Sunday, April 06, 2008

A work in progress... all over the place

Well, I'm finally underway and now knee-deep in the preparation for my research. It's quite difficult, actually, because vidding has never really been documented in any in-depth manner in the past (barring a few instances, such as a chapter in Jenkins 1992), there's so much leg-work to be done it's extremely daunting. The part that is both fascinating and very frustrating is that vidding stands at the intersection of different media forms, and also in-between theoretical frameworks and disciplines. It's amazing because I'm kind of treading new territory here and no matter what I come up with it should be pretty unique, but so demoralizing because there's just so many avenues that need to be explored and I think I'm starting to drown in it all.

But that's okay! I can do this, right?

I'm going to share a few more vid recs for all y'all:

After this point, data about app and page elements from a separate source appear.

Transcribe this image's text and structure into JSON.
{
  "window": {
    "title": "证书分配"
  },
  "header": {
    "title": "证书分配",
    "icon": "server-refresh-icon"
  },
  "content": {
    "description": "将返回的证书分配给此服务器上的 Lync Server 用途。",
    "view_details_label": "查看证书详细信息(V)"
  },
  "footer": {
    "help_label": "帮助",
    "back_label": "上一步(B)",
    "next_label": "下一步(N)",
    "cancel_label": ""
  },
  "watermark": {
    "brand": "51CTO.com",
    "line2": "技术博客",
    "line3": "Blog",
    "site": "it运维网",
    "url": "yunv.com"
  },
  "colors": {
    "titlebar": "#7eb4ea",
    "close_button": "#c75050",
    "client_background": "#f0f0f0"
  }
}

- "Ritual Habitual", by Alcoholic Pixie - LINK!. I watched this vid and my mouth hit the floor with how unique it was. I am definitely going to use this vid in my thesis if I can (after I ask the vidder for permission, of course). It's an extremely well-composed Supernatural AU that makes Sam a violent serial killer, who escapes from prison after being convicted of killing Jessica. (How cool is that?) In a way, the show makes this vid almost too easy to create because of its constant scenes of women in danger, as victims, and such. And SPN does share a lot in common aesthetically (mostly in how it's shot) with serial killer and slasher horror films. I would love to use this vid to talk about how vidders reinvent and subvert the original narrative, context, and intention of television series, sometimes completely tossing the original story out the window and crafting their own.

- Another great AU is "Papa Don't Preach", by Eunice and Greensilver - LINK! First of all, I laughed so hard watching this vid that my housemates came to see if I was okay. Yeah. I first thought, "That's so wrong, mpregs are scary, I can't watch this". But of course I also couldn't resist, and I have to admit this vid is a perfect example of a crack AU going ever so RIGHT. If you think about it, this vid's all in the lyrics. It's completely and utterly dependent on the lyrics to lay out the narrative of the vid, and if you don't pay attention to every line you might not get it at all. But if you do follow it, it's a fantabulous example of taking source footage WAAAYYYYY out of context and using that to make the footage say whatever you want it to. I hope to use this vid in my thesis as well, as an example of a fan/vidder exerting control over the characters and narrative and altering it to suit fannish desires.

I really have to get back to my ethics form now (joy), but I did just want to put a call out there (if anyone actually reads this thing) that if anyone is interested in being interviewed as a part of my thesis, I would love to hear from you. You don't have to be a vidder, even - just a watcher of vids, a fan, or even anyone at all. Drop me a comment!

Also - tell me your favourite AU vid and why!